I asked Don why he chose Schroon Lake, and he said like many residents he enjoyed visiting the Adirondacks with his parents as a teenager. Later he saw a unique opportunity. After years of talking, he took the plunge and opened Bark Eaters Outfitters. He is planning more interaction with the community through seminars on fly fishing and survival skills. He finds that Schroon Lake is a unique and quiet place since it is located between Lake George and Lake Placid.

A candy store is a perfect fit on Main Street

If you have any children in your life, the Pit Stop Sweet Shop is where they want to go. When you enter the store, you experience a wonderland of sweetness. There’s a wide selection of old-fashioned candy, taffy, and fudge. Children of all ages enjoy walking around the store and choosing which sweet thing to drop in their paper bag. 

Laura Lane, the store’s owner, makes the fudge herself and remarked that orange cream was the most popular choice – a surprise to me. I’m a sweetaholic and believe that fudge must be chocolate. As for the gummy candy, children are delighted to find the giant bullfrogs.

I asked Laura why she chose such an unusual name for her candy store, and she said, “I just love classic cars and classic candy.”  

Laura has been coming to the Adirondacks since 1970 and loves Schroon Lake since “The town and lake are one and the same. The town has been very welcoming to us and the store”.  

As we talked, a group of tweens entered the store and obviously enjoyed shopping and comparing their candy choices. As I walked out with a square of chocolate fudge in hand, another family walked in and smiled at seeing the classic candy store. 

Old meets the new at Pitkins 

Pitkins Restaurant has been a well-loved restaurant on Main Street for 112 years. New owner Adam McCall started in May with an expanded menu. The ratings for the restaurant are high both online and on the sidewalk. Recently I sat down with Adam in a booth to chat about his experience so far. 

Adam is grateful to the former owner, Marie Wilson, who has volunteered to mentor him through the transition and make her famous pies. This is a win-win for everyone, including the customers who get to enjoy old favorites and try new ones. He is also happy that the staff is reliable.

Adam confided, “One challenge is finding the balance with keeping things the same and yet changing them at the same time.”  

As a regular customer, I believe that he has found the sweet spot. The menu now includes gluten-free offerings and lighter fare, like salads. Pitkins is also kid-friendly and is a great place for a conversation over coffee and pie with friends or a meal with the family.   

But those pies! In the Adirondacks, pie is a food staple and Pitkins has a delicious variety. Before reading the menu, I always check out the pies of the day that are listed on a blackboard. Fancy restaurants just don’t have such homemade pies — they are only found at the bottom of a menu in small town diners.    

“So, Adam, how are you doing so far?” I asked. 

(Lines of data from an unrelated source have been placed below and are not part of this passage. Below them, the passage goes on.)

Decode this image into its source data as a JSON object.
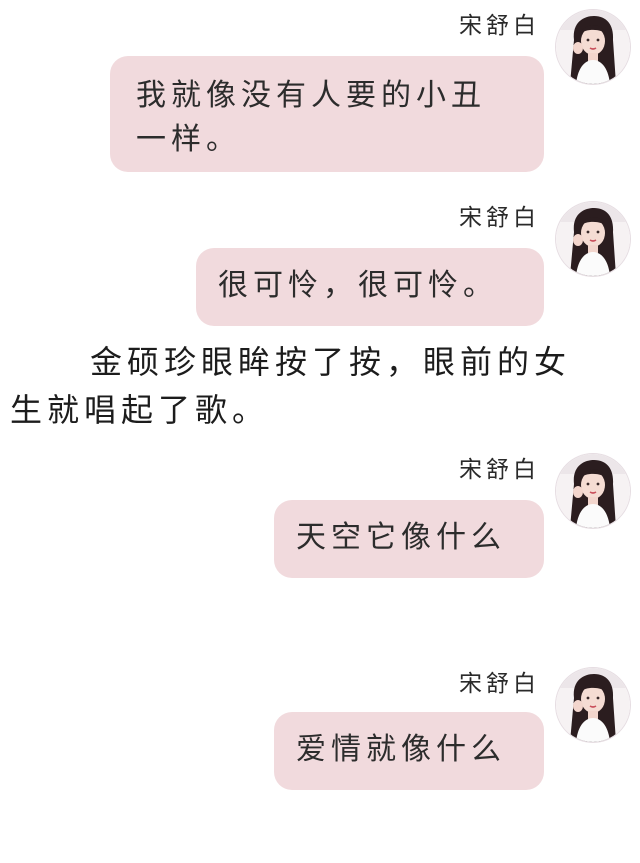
{
  "messages": [
    {
      "sender": "宋舒白",
      "lines": [
        "我就像没有人要的小丑",
        "一样。"
      ]
    },
    {
      "sender": "宋舒白",
      "lines": [
        "很可怜，很可怜。"
      ]
    },
    {
      "sender": "宋舒白",
      "lines": [
        "天空它像什么"
      ]
    },
    {
      "sender": "宋舒白",
      "lines": [
        "爱情就像什么"
      ]
    }
  ],
  "narration": {
    "line1": "金硕珍眼眸按了按，眼前的女",
    "line2": "生就唱起了歌。"
  },
  "colors": {
    "bubble": "#f1dadd",
    "background": "#ffffff"
  },
  "icons": {
    "avatar": "profile-photo-girl-icon"
  }
}
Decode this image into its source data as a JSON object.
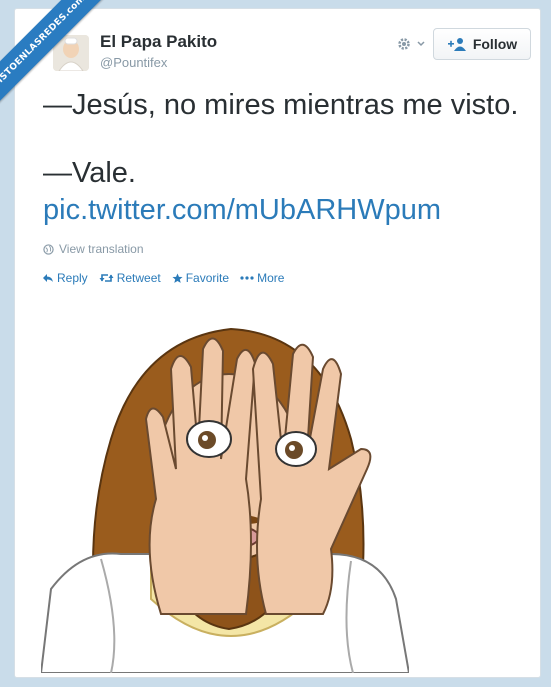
{
  "watermark": "VISTOENLASREDES.com",
  "tweet": {
    "user_name": "El Papa Pakito",
    "user_handle": "@Pountifex",
    "follow_label": "Follow",
    "line1": "—Jesús, no mires mientras me visto.",
    "line2": "—Vale.",
    "link": "pic.twitter.com/mUbARHWpum",
    "translation": "View translation",
    "actions": {
      "reply": "Reply",
      "retweet": "Retweet",
      "favorite": "Favorite",
      "more": "More"
    }
  },
  "icons": [
    "gear-icon",
    "chevron-down-icon",
    "add-user-icon",
    "globe-icon",
    "reply-icon",
    "retweet-icon",
    "star-icon",
    "more-dots-icon"
  ],
  "colors": {
    "link": "#2b7bb9",
    "text": "#292f33",
    "muted": "#8899a6",
    "background": "#c9dcea"
  }
}
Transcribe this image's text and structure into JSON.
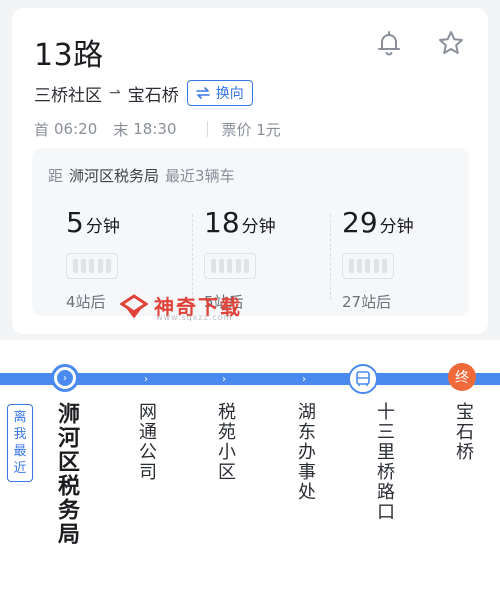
{
  "header": {
    "route_name": "13路",
    "bell_icon": "bell-icon",
    "star_icon": "star-icon"
  },
  "direction": {
    "from": "三桥社区",
    "arrow": "⇀",
    "to": "宝石桥",
    "swap_label": "换向"
  },
  "schedule": {
    "first_label": "首",
    "first_time": "06:20",
    "last_label": "末",
    "last_time": "18:30",
    "fare": "票价 1元"
  },
  "arrival": {
    "prefix": "距",
    "stop": "浉河区税务局",
    "suffix": "最近3辆车",
    "buses": [
      {
        "minutes": "5",
        "unit": "分钟",
        "stops": "4站后"
      },
      {
        "minutes": "18",
        "unit": "分钟",
        "stops": "5站后"
      },
      {
        "minutes": "29",
        "unit": "分钟",
        "stops": "27站后"
      }
    ]
  },
  "watermark": {
    "text": "神奇下载",
    "url": "www.sqxzz.com"
  },
  "line": {
    "nearest_tag": "离我最近",
    "end_marker": "终",
    "stops": [
      "浉河区税务局",
      "网通公司",
      "税苑小区",
      "湖东办事处",
      "十三里桥路口",
      "宝石桥"
    ]
  },
  "colors": {
    "accent": "#3a78e6",
    "track": "#4a8af0",
    "terminus": "#f0693a"
  }
}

“We’re tired and the kitchen is hot, but we have found the town to be welcoming, nice, and kind.” Adam is renovating the upstairs and will move to Schroon Lake soon.   

Stop by more of our local shops and eateries on your next Schroon Lake getaway